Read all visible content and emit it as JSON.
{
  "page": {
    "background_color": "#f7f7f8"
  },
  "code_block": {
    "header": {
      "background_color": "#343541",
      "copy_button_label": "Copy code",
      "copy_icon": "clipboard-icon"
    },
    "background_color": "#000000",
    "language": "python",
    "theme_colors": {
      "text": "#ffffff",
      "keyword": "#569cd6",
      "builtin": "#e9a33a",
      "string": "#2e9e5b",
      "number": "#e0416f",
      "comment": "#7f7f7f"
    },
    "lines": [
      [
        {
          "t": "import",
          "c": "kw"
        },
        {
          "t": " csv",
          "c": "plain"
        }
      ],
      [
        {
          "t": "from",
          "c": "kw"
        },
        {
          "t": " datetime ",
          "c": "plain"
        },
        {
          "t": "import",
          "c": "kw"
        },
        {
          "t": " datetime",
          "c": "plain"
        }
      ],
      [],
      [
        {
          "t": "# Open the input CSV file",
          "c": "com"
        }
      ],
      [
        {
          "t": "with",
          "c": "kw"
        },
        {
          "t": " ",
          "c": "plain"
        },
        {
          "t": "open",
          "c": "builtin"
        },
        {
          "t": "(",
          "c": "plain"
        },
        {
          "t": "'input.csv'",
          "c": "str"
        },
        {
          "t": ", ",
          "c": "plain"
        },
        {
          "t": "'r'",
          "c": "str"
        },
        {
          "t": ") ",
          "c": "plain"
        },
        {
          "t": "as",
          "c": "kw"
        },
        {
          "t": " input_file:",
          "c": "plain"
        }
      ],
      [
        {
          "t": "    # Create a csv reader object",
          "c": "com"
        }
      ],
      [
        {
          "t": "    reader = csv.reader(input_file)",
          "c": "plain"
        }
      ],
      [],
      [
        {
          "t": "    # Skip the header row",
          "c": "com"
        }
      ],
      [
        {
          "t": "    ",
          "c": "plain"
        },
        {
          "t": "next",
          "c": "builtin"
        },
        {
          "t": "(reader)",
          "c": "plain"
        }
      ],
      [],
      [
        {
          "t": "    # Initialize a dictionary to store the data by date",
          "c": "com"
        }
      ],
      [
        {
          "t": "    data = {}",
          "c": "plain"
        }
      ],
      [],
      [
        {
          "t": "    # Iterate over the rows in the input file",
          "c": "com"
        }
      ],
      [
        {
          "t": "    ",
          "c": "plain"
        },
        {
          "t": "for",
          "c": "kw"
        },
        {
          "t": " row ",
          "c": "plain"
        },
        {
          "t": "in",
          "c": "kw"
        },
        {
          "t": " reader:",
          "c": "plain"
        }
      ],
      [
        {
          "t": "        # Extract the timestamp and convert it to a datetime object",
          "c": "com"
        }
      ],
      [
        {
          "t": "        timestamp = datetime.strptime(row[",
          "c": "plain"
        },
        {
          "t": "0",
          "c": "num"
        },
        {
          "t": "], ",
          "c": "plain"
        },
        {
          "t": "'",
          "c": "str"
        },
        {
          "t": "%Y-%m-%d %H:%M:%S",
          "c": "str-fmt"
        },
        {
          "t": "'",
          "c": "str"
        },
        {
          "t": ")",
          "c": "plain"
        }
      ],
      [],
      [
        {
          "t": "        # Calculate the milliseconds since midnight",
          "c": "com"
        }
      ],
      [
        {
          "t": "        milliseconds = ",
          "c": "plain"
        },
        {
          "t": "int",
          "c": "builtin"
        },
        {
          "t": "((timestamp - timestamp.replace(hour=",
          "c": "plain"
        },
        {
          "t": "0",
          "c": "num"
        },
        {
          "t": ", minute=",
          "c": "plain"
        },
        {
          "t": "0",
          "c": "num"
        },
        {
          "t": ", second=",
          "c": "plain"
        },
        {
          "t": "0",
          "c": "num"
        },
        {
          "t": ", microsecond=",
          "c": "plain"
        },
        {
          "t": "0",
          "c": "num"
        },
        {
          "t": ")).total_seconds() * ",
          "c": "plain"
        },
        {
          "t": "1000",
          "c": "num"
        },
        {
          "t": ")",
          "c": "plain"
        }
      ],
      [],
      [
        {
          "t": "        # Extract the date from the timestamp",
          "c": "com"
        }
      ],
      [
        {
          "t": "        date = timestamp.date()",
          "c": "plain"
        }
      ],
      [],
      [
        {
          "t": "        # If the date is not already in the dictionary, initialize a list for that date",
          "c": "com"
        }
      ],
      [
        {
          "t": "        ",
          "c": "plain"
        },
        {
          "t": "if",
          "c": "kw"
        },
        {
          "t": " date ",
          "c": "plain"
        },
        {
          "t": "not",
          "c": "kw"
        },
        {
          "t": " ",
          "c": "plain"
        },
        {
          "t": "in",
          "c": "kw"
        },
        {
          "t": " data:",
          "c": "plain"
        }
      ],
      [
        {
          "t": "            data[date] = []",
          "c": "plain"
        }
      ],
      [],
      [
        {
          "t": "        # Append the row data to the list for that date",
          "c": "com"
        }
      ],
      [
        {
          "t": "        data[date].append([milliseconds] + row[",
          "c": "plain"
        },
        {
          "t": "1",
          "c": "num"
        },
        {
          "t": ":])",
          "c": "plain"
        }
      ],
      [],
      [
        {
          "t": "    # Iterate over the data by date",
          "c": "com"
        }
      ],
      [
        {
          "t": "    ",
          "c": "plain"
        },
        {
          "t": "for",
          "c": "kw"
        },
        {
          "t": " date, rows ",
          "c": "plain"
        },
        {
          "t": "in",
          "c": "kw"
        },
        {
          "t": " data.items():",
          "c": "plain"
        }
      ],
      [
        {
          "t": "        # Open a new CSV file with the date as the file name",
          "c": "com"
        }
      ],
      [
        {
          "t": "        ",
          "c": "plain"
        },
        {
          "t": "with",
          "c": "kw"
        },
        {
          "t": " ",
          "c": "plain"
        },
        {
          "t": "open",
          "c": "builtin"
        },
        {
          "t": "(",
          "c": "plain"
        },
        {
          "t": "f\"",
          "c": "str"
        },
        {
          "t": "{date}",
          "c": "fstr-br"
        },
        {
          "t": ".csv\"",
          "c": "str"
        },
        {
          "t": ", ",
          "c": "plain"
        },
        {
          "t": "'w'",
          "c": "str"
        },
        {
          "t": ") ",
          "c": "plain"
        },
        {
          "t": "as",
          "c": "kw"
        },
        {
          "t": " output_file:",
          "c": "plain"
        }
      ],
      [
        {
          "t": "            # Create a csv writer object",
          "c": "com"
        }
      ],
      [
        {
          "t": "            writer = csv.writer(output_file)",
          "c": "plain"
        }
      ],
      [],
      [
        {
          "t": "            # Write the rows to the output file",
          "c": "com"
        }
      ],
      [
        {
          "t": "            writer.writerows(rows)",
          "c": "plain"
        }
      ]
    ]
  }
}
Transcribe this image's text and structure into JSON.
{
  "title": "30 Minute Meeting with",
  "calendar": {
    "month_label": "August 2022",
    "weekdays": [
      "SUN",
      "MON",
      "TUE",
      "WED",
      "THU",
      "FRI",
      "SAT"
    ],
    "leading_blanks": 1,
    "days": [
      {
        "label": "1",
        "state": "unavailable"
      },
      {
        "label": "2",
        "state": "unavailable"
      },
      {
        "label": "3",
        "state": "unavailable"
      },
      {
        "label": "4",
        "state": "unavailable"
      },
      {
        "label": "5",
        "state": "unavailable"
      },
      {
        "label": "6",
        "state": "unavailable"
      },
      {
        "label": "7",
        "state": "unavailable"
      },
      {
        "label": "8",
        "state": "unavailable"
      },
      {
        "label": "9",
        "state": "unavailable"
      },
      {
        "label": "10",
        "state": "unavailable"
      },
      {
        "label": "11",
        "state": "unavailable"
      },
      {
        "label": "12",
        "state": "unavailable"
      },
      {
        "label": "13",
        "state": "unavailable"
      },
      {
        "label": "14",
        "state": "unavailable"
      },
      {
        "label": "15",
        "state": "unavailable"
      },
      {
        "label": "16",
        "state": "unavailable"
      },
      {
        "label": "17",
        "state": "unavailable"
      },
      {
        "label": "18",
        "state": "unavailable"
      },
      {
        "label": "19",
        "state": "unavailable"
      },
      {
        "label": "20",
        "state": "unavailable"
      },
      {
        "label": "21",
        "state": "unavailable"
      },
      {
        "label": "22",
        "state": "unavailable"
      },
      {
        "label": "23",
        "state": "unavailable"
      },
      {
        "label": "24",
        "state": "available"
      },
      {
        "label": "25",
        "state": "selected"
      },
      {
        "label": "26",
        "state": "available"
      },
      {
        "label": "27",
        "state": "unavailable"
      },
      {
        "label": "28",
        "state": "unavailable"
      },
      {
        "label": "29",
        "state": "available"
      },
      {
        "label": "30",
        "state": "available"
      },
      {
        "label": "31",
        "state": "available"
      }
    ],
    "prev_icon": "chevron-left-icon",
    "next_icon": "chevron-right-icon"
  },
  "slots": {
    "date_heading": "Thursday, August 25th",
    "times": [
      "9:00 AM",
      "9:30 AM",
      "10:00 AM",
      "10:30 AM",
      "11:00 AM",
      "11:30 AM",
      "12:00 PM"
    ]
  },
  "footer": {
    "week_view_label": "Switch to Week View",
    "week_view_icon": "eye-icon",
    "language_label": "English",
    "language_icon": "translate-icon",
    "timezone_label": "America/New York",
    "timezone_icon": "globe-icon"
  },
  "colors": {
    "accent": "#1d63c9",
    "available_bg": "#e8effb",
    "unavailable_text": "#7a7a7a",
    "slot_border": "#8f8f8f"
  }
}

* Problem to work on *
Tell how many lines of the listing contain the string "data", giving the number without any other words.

* Exercise result *
8